J.C. Penney Store | Source: Shutterstock
NEW YORK, United States — A plan to sell bankrupt J.C. Penney Co.’s retail operations to its two biggest landlords stalled this week, raising the prospect that creditors will carry the burden of millions of dollars in extra costs as the retailer prepares for the crucial holiday season. Talks between J.C. Penney’s lenders and the would-be buyers, mall owners Simon Property Group Inc. and Brookfield Property Partners LP, broke down in recent days, according to people with knowledge of the negotiations. The landlords missed several deal deadlines as communication between the parties lapsed, the people added.
The two sides may now turn to mediation to help them determine if they can close the deal, and on what terms, according to the people, who asked not to be identified discussing private information. Representatives for Brookfield, Simon, J.C. Penney and its lender group didn’t comment.
The standstill comes ahead of J.C. Penney’s most crucial quarter, since retailers typically make much of their annual revenue in the period between Thanksgiving and the new year.
At stake in coming weeks is financial responsibility for tens of millions of dollars of orders, including merchandise the company must have in stock for holiday shopping.
Creditors say J.C. Penney’s original sale plan called for the deal to close around October 3, according to a regulatory filing Wednesday. A further delay in closing the deal threatens to put the holiday purchasing burden onto the group of creditors running J.C. Penney in its bankruptcy.
If the sale closes after orders are made, the landlords would still reap the rewards of the holiday revenue without shouldering the inventory risk.
Meanwhile, competitors like Walmart Inc. have moved holiday sales even earlier this year amid concerns about inventory availability and a worsening spread of the new coronavirus that could reduce in-person shopping.
J.C. Penney said in the filing that the parties were discussing whether the price of the deal must change based on the shifting timeline.

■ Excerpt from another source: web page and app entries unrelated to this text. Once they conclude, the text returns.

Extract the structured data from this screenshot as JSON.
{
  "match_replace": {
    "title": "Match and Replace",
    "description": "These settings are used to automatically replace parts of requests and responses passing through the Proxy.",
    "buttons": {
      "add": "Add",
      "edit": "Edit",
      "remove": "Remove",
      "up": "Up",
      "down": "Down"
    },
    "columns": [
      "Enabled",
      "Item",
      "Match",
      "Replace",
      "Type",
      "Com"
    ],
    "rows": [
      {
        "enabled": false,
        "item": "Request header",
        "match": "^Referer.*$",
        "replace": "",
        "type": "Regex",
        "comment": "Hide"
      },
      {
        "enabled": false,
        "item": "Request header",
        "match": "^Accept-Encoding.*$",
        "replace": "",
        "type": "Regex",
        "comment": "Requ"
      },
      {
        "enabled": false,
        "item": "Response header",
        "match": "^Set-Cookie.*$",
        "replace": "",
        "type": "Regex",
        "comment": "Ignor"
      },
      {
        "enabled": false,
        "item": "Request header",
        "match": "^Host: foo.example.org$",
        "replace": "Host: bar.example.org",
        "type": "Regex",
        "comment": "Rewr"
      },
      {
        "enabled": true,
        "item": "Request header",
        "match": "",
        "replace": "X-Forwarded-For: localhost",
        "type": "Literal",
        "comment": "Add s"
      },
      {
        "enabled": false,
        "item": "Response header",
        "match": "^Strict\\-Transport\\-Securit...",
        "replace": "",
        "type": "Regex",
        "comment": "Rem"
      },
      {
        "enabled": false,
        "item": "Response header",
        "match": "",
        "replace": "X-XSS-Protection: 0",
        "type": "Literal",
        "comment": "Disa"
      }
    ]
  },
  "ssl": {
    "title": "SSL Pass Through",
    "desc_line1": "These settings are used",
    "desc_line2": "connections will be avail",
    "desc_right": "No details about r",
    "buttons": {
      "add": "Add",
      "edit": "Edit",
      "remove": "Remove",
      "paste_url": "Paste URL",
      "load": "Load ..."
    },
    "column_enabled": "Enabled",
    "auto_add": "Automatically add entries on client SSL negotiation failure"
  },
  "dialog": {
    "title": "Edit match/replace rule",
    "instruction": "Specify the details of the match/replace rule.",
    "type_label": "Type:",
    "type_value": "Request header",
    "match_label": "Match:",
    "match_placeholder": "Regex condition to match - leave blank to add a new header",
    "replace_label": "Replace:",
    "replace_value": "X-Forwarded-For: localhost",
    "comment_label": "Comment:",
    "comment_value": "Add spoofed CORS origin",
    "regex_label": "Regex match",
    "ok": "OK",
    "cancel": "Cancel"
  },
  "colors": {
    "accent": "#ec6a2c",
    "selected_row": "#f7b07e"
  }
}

Under the original proposal, Simon and Brookfield would pay $800 million for Penney’s operations while lenders would swap $1 billion in debt for 160 stores, six distribution centers and a lease agreement with the landlords.
The case has dragged on since the department store chain filed for bankruptcy in May, prompting worry from lenders as the retailer continued to bleed cash. The deal with Simon and Brookfield, announced last month, would preserve 70,000 jobs and keep the chain alive, but has sparked controversy from creditors.
Aurelius Capital Management is part of a group that says it’s making its own cash bid for Penney to counter an offer from lenders led by H/2 Capital Partners.
By Lauren Coleman-Lochner and Eliza Ronalds-Hannon